Peggy Woods (author) from Houston, Texas on July 12, 2011:

Thanks dahoglund for the compliment on the Crater Lake photo advertising another hub. It AND the entire article was stolen and published on another site at one time. After many complaints on my part, it was finally taken down. The nerve of some people!!!

Don A. Hoglund from Wisconsin Rapids on July 12, 2011:

That picture of Crater Lake is especially nice. I like the way you used the tree in the foreground.Up and awesome.

Peggy Woods (author) from Houston, Texas on July 12, 2011:

Hi Eiddwen,

Such a lovely comment! Glad you liked this hub about Hospital Rock. Will be showing you more of Sequoia in future hubs.

Peggy Woods (author) from Houston, Texas on July 12, 2011:

Hello Happyboomernurse,

Hospital Rock is just a small area within the beautiful Sequoia National Park but one certainly worth visiting especially if it is time for a picnic lunch. What could be better than having a picnic in such a setting? Thanks for the first comment and votes up. :))

Eiddwen from Wales on July 12, 2011:

Simply beautiful and awesome Peggy !!

you have the art of breathing feelings into your words and combined with those amazing pictures .Wow !!!

Keep them coming and take care,

Eiddwen.

Gail Sobotkin from South Carolina on July 11, 2011:

Because of the beautiful photos and interesting facts about the region this hub felt like a guided tour of Hospital Rock.

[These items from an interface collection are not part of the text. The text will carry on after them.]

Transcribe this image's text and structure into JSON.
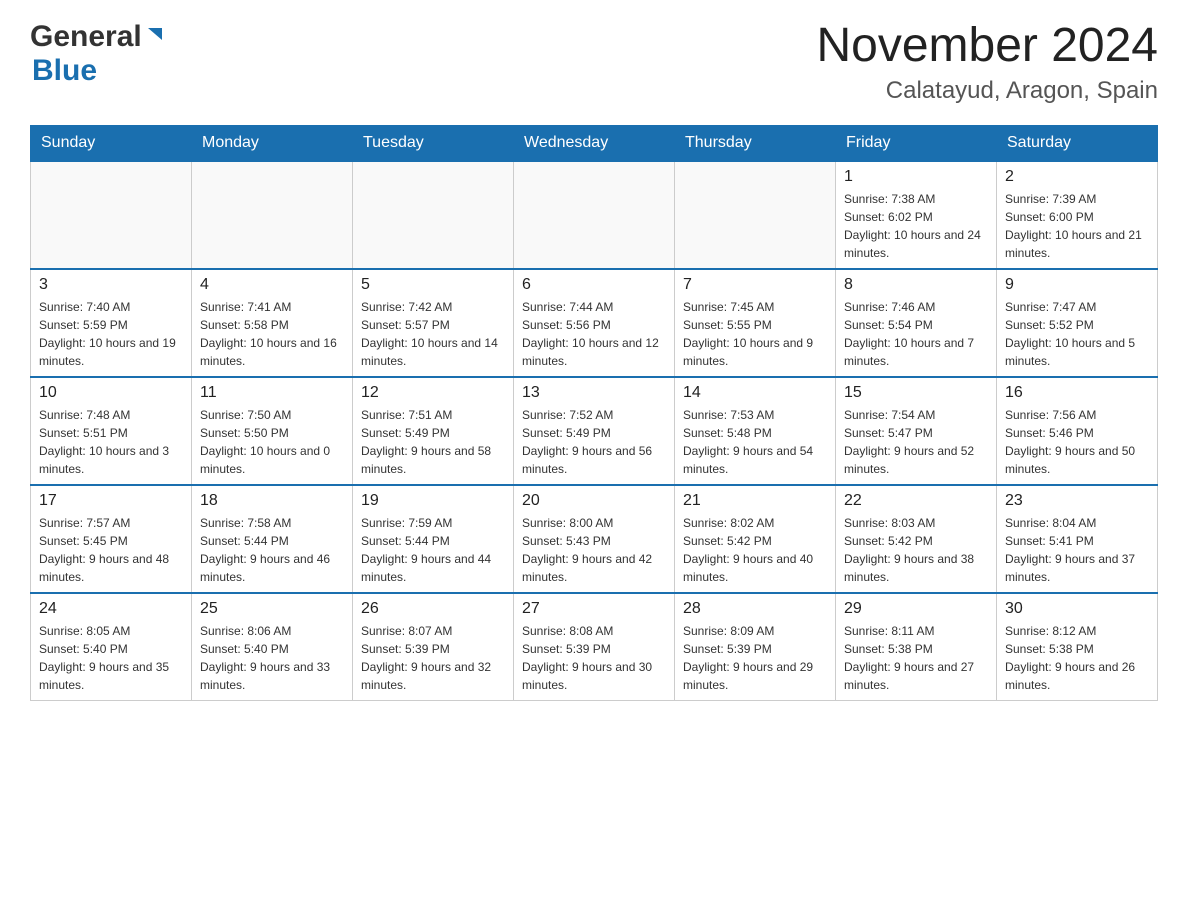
{
  "header": {
    "logo_general": "General",
    "logo_blue": "Blue",
    "month_title": "November 2024",
    "location": "Calatayud, Aragon, Spain"
  },
  "days_of_week": [
    "Sunday",
    "Monday",
    "Tuesday",
    "Wednesday",
    "Thursday",
    "Friday",
    "Saturday"
  ],
  "weeks": [
    [
      {
        "day": "",
        "sunrise": "",
        "sunset": "",
        "daylight": ""
      },
      {
        "day": "",
        "sunrise": "",
        "sunset": "",
        "daylight": ""
      },
      {
        "day": "",
        "sunrise": "",
        "sunset": "",
        "daylight": ""
      },
      {
        "day": "",
        "sunrise": "",
        "sunset": "",
        "daylight": ""
      },
      {
        "day": "",
        "sunrise": "",
        "sunset": "",
        "daylight": ""
      },
      {
        "day": "1",
        "sunrise": "Sunrise: 7:38 AM",
        "sunset": "Sunset: 6:02 PM",
        "daylight": "Daylight: 10 hours and 24 minutes."
      },
      {
        "day": "2",
        "sunrise": "Sunrise: 7:39 AM",
        "sunset": "Sunset: 6:00 PM",
        "daylight": "Daylight: 10 hours and 21 minutes."
      }
    ],
    [
      {
        "day": "3",
        "sunrise": "Sunrise: 7:40 AM",
        "sunset": "Sunset: 5:59 PM",
        "daylight": "Daylight: 10 hours and 19 minutes."
      },
      {
        "day": "4",
        "sunrise": "Sunrise: 7:41 AM",
        "sunset": "Sunset: 5:58 PM",
        "daylight": "Daylight: 10 hours and 16 minutes."
      },
      {
        "day": "5",
        "sunrise": "Sunrise: 7:42 AM",
        "sunset": "Sunset: 5:57 PM",
        "daylight": "Daylight: 10 hours and 14 minutes."
      },
      {
        "day": "6",
        "sunrise": "Sunrise: 7:44 AM",
        "sunset": "Sunset: 5:56 PM",
        "daylight": "Daylight: 10 hours and 12 minutes."
      },
      {
        "day": "7",
        "sunrise": "Sunrise: 7:45 AM",
        "sunset": "Sunset: 5:55 PM",
        "daylight": "Daylight: 10 hours and 9 minutes."
      },
      {
        "day": "8",
        "sunrise": "Sunrise: 7:46 AM",
        "sunset": "Sunset: 5:54 PM",
        "daylight": "Daylight: 10 hours and 7 minutes."
      },
      {
        "day": "9",
        "sunrise": "Sunrise: 7:47 AM",
        "sunset": "Sunset: 5:52 PM",
        "daylight": "Daylight: 10 hours and 5 minutes."
      }
    ],
    [
      {
        "day": "10",
        "sunrise": "Sunrise: 7:48 AM",
        "sunset": "Sunset: 5:51 PM",
        "daylight": "Daylight: 10 hours and 3 minutes."
      },
      {
        "day": "11",
        "sunrise": "Sunrise: 7:50 AM",
        "sunset": "Sunset: 5:50 PM",
        "daylight": "Daylight: 10 hours and 0 minutes."
      },
      {
        "day": "12",
        "sunrise": "Sunrise: 7:51 AM",
        "sunset": "Sunset: 5:49 PM",
        "daylight": "Daylight: 9 hours and 58 minutes."
      },
      {
        "day": "13",
        "sunrise": "Sunrise: 7:52 AM",
        "sunset": "Sunset: 5:49 PM",
        "daylight": "Daylight: 9 hours and 56 minutes."
      },
      {
        "day": "14",
        "sunrise": "Sunrise: 7:53 AM",
        "sunset": "Sunset: 5:48 PM",
        "daylight": "Daylight: 9 hours and 54 minutes."
      },
      {
        "day": "15",
        "sunrise": "Sunrise: 7:54 AM",
        "sunset": "Sunset: 5:47 PM",
        "daylight": "Daylight: 9 hours and 52 minutes."
      },
      {
        "day": "16",
        "sunrise": "Sunrise: 7:56 AM",
        "sunset": "Sunset: 5:46 PM",
        "daylight": "Daylight: 9 hours and 50 minutes."
      }
    ],
    [
      {
        "day": "17",
        "sunrise": "Sunrise: 7:57 AM",
        "sunset": "Sunset: 5:45 PM",
        "daylight": "Daylight: 9 hours and 48 minutes."
      },
      {
        "day": "18",
        "sunrise": "Sunrise: 7:58 AM",
        "sunset": "Sunset: 5:44 PM",
        "daylight": "Daylight: 9 hours and 46 minutes."
      },
      {
        "day": "19",
        "sunrise": "Sunrise: 7:59 AM",
        "sunset": "Sunset: 5:44 PM",
        "daylight": "Daylight: 9 hours and 44 minutes."
      },
      {
        "day": "20",
        "sunrise": "Sunrise: 8:00 AM",
        "sunset": "Sunset: 5:43 PM",
        "daylight": "Daylight: 9 hours and 42 minutes."
      },
      {
        "day": "21",
        "sunrise": "Sunrise: 8:02 AM",
        "sunset": "Sunset: 5:42 PM",
        "daylight": "Daylight: 9 hours and 40 minutes."
      },
      {
        "day": "22",
        "sunrise": "Sunrise: 8:03 AM",
        "sunset": "Sunset: 5:42 PM",
        "daylight": "Daylight: 9 hours and 38 minutes."
      },
      {
        "day": "23",
        "sunrise": "Sunrise: 8:04 AM",
        "sunset": "Sunset: 5:41 PM",
        "daylight": "Daylight: 9 hours and 37 minutes."
      }
    ],
    [
      {
        "day": "24",
        "sunrise": "Sunrise: 8:05 AM",
        "sunset": "Sunset: 5:40 PM",
        "daylight": "Daylight: 9 hours and 35 minutes."
      },
      {
        "day": "25",
        "sunrise": "Sunrise: 8:06 AM",
        "sunset": "Sunset: 5:40 PM",
        "daylight": "Daylight: 9 hours and 33 minutes."
      },
      {
        "day": "26",
        "sunrise": "Sunrise: 8:07 AM",
        "sunset": "Sunset: 5:39 PM",
        "daylight": "Daylight: 9 hours and 32 minutes."
      },
      {
        "day": "27",
        "sunrise": "Sunrise: 8:08 AM",
        "sunset": "Sunset: 5:39 PM",
        "daylight": "Daylight: 9 hours and 30 minutes."
      },
      {
        "day": "28",
        "sunrise": "Sunrise: 8:09 AM",
        "sunset": "Sunset: 5:39 PM",
        "daylight": "Daylight: 9 hours and 29 minutes."
      },
      {
        "day": "29",
        "sunrise": "Sunrise: 8:11 AM",
        "sunset": "Sunset: 5:38 PM",
        "daylight": "Daylight: 9 hours and 27 minutes."
      },
      {
        "day": "30",
        "sunrise": "Sunrise: 8:12 AM",
        "sunset": "Sunset: 5:38 PM",
        "daylight": "Daylight: 9 hours and 26 minutes."
      }
    ]
  ]
}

Thanks so much for sharing this information. Voted up, useful, awesome and beautiful.